Faced with effectively unlimited choices of how to spend their time, humans are constantly balancing a trade-off between exploitation of familiar places and exploration of new locations. Previous analyses have shown that at the daily and weekly timescales individuals are well characterized by an activity space of repeatedly visited locations. How this activity space evolves in time, however, remains unexplored. Here we analyse high-resolution spatio-temporal traces from 850 individuals participating in a 24-month experiment. We find that, although activity spaces undergo considerable changes, the number of familiar locations an individual visits at any point in time is a conserved quantity. We show that this number is similar for different individuals, revealing a substantial homogeneity of the observed population. We point out that the observed fixed size of the activity space cannot be explained in terms of time constraints, and is therefore a distinctive property of human behavior.
Evidence for a Conserved Quantity in Human Mobility

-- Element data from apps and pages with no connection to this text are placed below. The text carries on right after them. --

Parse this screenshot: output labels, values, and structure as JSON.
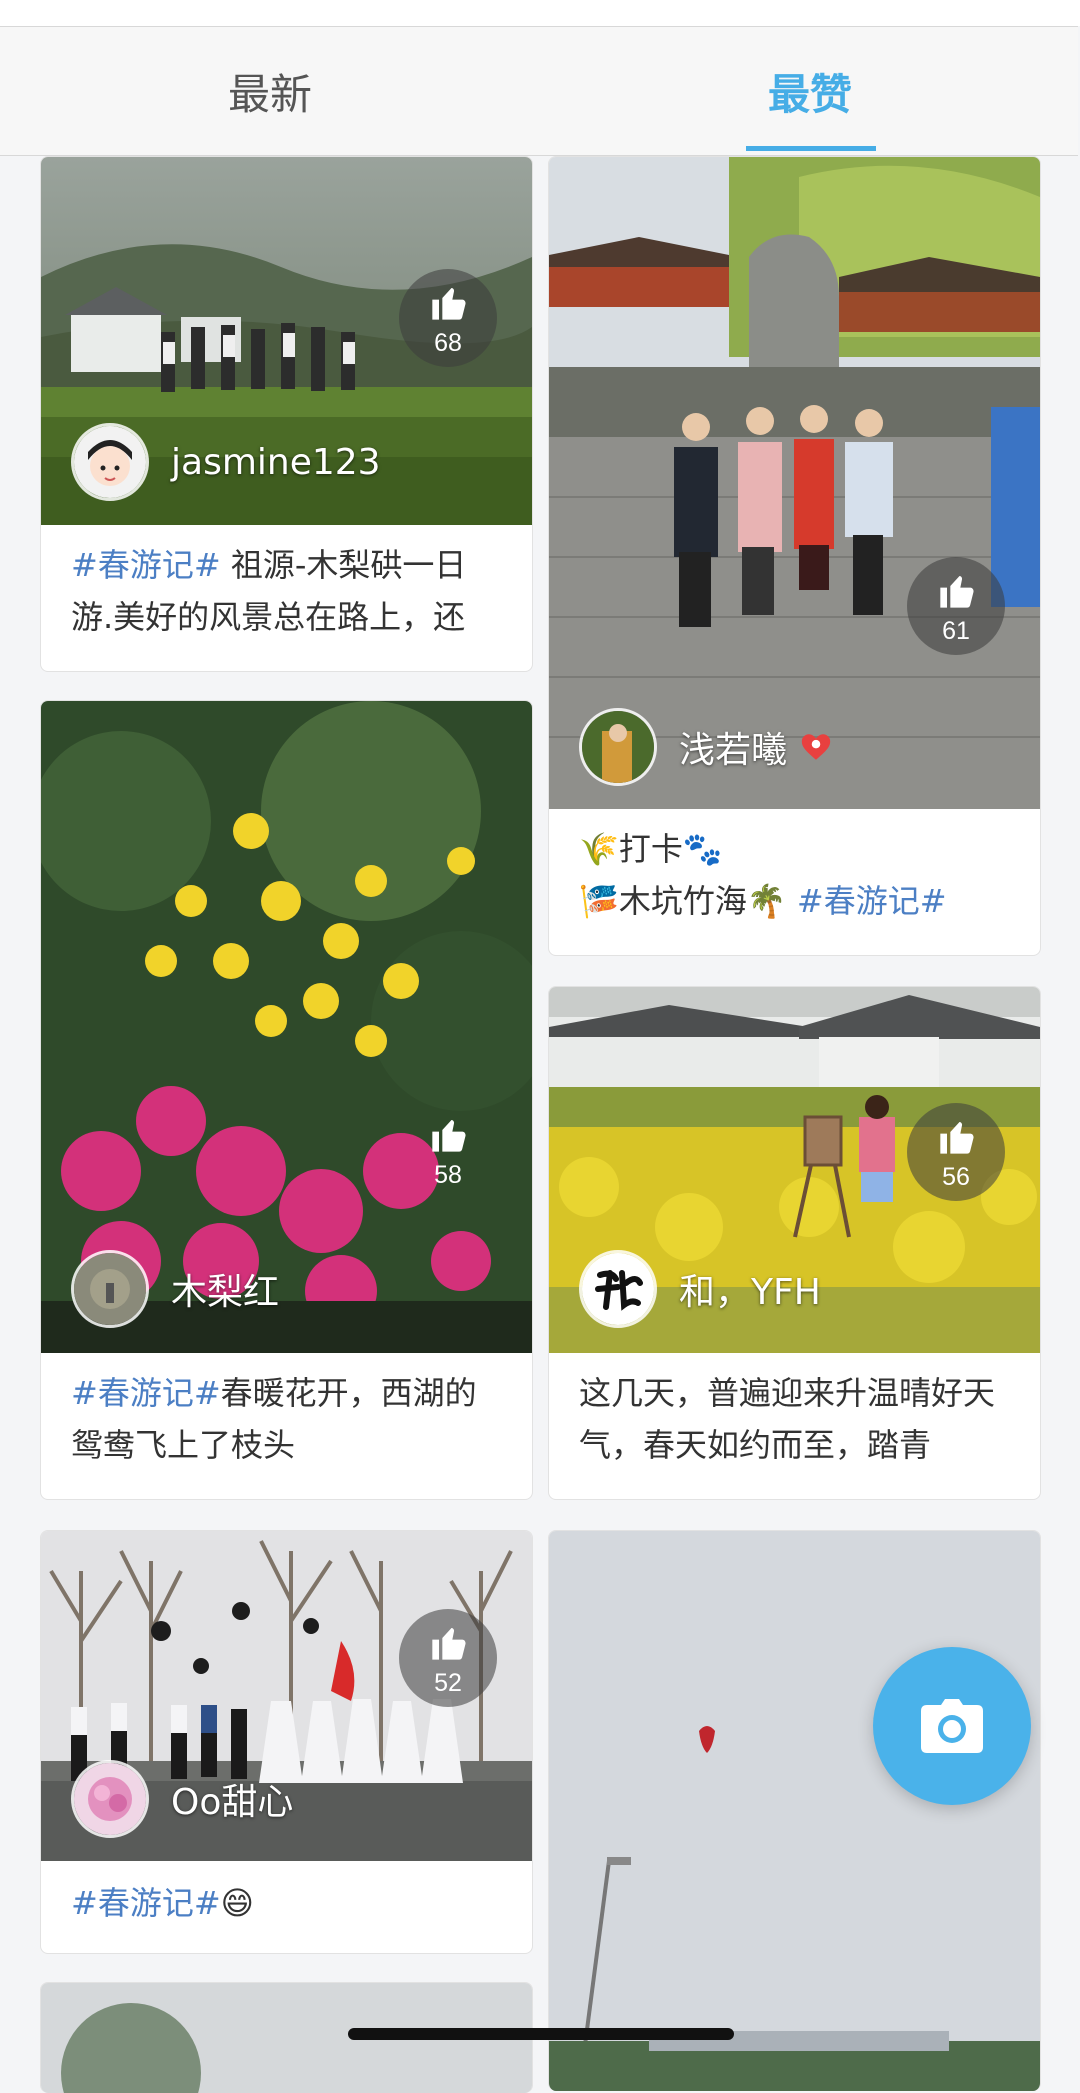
{
  "tabs": {
    "latest": "最新",
    "top": "最赞"
  },
  "posts": [
    {
      "user": "jasmine123",
      "likes": "68",
      "tag": "#春游记#",
      "text": " 祖源-木梨硔一日游.美好的风景总在路上，还"
    },
    {
      "user": "浅若曦",
      "likes": "61",
      "line1": "打卡",
      "line2": "木坑竹海",
      "tag": "#春游记#"
    },
    {
      "user": "木梨红",
      "likes": "58",
      "tag": "#春游记#",
      "text": "春暖花开，西湖的鸳鸯飞上了枝头"
    },
    {
      "user": "和，YFH",
      "likes": "56",
      "text": "这几天，普遍迎来升温晴好天气，春天如约而至，踏青"
    },
    {
      "user": "Oo甜心",
      "likes": "52",
      "tag": "#春游记#",
      "emoji": "😄"
    }
  ],
  "icons": {
    "like": "thumbs-up-icon",
    "camera": "camera-icon",
    "verified": "heart-badge-icon"
  },
  "colors": {
    "accent": "#46ade6",
    "hashtag": "#4c7fc4",
    "fab": "#4ab2ea"
  }
}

Laura Alessandretti, Piotr Sapiezynski, Sune Lehmann, Andrea Baronchelli